* [What you are asked to do] Copy out each line of the data that holds the string "localhost".

* [Exercise data]

<<<<

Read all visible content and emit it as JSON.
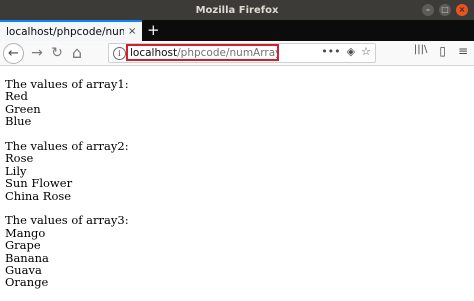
{
  "window": {
    "title": "Mozilla Firefox",
    "minimize_glyph": "–",
    "maximize_glyph": "□",
    "close_glyph": "×"
  },
  "tabs": [
    {
      "title": "localhost/phpcode/numArra",
      "close_glyph": "×",
      "active": true
    }
  ],
  "new_tab_glyph": "+",
  "nav": {
    "back_glyph": "←",
    "forward_glyph": "→",
    "reload_glyph": "↻",
    "home_glyph": "⌂"
  },
  "url": {
    "host": "localhost",
    "path": "/phpcode/numArray.php",
    "info_glyph": "i",
    "more_glyph": "•••",
    "pocket_glyph": "◈",
    "bookmark_glyph": "☆"
  },
  "toolbar": {
    "library_glyph": "|||\\",
    "sidebar_glyph": "▯",
    "menu_glyph": "≡"
  },
  "page": {
    "arrays": [
      {
        "heading": "The values of array1:",
        "items": [
          "Red",
          "Green",
          "Blue"
        ]
      },
      {
        "heading": "The values of array2:",
        "items": [
          "Rose",
          "Lily",
          "Sun Flower",
          "China Rose"
        ]
      },
      {
        "heading": "The values of array3:",
        "items": [
          "Mango",
          "Grape",
          "Banana",
          "Guava",
          "Orange"
        ]
      }
    ]
  },
  "colors": {
    "titlebar": "#3c3b37",
    "tab_accent": "#0a84ff",
    "url_highlight_border": "#d1202c"
  }
}
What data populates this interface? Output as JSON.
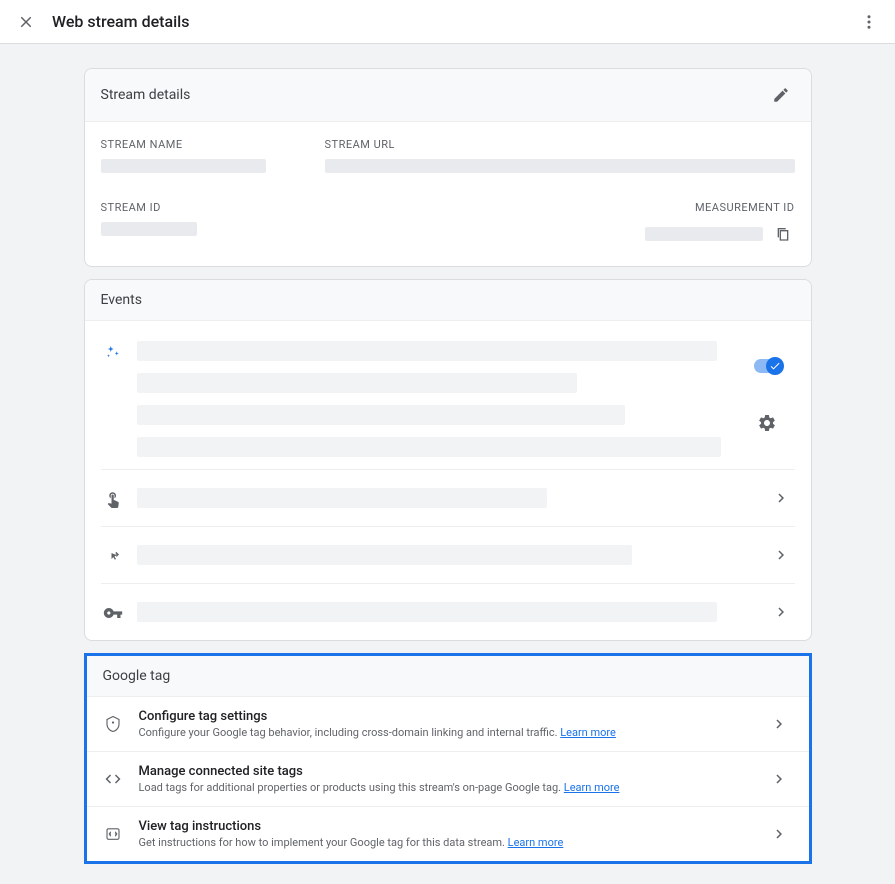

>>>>

* [Result for this exercise]
      "title": "localhost/phpcode/numArra",
    "host": "localhost",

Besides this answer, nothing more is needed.